[Website and app data records]
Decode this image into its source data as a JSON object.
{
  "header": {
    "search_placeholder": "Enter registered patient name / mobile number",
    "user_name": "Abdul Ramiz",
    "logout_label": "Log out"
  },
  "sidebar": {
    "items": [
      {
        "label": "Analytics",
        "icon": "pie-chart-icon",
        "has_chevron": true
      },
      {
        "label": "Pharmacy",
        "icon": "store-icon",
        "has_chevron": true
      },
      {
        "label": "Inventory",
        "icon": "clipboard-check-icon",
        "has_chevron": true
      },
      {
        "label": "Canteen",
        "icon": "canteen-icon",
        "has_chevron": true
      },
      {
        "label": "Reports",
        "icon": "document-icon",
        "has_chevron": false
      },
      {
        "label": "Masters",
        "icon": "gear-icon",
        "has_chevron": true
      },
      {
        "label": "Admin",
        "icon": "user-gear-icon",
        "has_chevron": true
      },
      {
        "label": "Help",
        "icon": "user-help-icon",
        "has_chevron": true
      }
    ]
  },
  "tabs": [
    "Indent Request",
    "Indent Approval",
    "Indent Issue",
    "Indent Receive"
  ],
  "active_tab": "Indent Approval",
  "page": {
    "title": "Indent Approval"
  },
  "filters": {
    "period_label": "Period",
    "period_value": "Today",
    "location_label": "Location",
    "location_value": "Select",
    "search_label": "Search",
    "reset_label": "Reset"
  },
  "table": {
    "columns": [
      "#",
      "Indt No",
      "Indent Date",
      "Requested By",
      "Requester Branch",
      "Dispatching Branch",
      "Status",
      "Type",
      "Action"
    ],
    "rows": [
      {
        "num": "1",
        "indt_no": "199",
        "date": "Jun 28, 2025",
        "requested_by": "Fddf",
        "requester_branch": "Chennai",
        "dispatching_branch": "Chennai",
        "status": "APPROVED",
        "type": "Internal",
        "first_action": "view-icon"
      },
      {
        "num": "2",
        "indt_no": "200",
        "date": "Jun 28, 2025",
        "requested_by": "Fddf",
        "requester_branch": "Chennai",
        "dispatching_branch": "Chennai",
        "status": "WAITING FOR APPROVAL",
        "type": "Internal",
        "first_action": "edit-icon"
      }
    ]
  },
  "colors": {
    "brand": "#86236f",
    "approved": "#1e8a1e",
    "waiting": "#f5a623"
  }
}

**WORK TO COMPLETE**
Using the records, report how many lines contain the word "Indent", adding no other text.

**RESPONSE TO THE EXERCISE**
7